» **INSTRUCTIONS FOR THE TASK**: All lines holding the word "heat" should be located in the records and copied.

» **Component data from apps and pages**:
::::::
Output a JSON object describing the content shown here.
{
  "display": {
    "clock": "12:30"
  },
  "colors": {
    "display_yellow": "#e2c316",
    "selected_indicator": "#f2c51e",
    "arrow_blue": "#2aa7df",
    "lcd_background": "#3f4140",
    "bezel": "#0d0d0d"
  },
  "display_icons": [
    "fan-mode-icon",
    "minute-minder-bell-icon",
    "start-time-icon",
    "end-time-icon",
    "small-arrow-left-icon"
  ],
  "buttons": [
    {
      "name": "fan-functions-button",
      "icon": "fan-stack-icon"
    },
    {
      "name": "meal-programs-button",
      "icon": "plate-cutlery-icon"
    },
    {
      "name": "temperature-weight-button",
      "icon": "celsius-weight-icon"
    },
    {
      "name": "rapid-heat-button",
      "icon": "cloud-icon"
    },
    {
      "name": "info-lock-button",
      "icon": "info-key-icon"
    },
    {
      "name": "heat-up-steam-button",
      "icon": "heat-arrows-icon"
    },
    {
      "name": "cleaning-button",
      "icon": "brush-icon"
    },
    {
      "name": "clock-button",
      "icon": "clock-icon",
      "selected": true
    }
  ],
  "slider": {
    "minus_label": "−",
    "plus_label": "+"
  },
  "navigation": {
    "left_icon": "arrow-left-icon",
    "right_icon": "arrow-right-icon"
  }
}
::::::
» **SOLVED EXERCISE**:
      "name": "rapid-heat-button",
      "name": "heat-up-steam-button",
      "icon": "heat-arrows-icon"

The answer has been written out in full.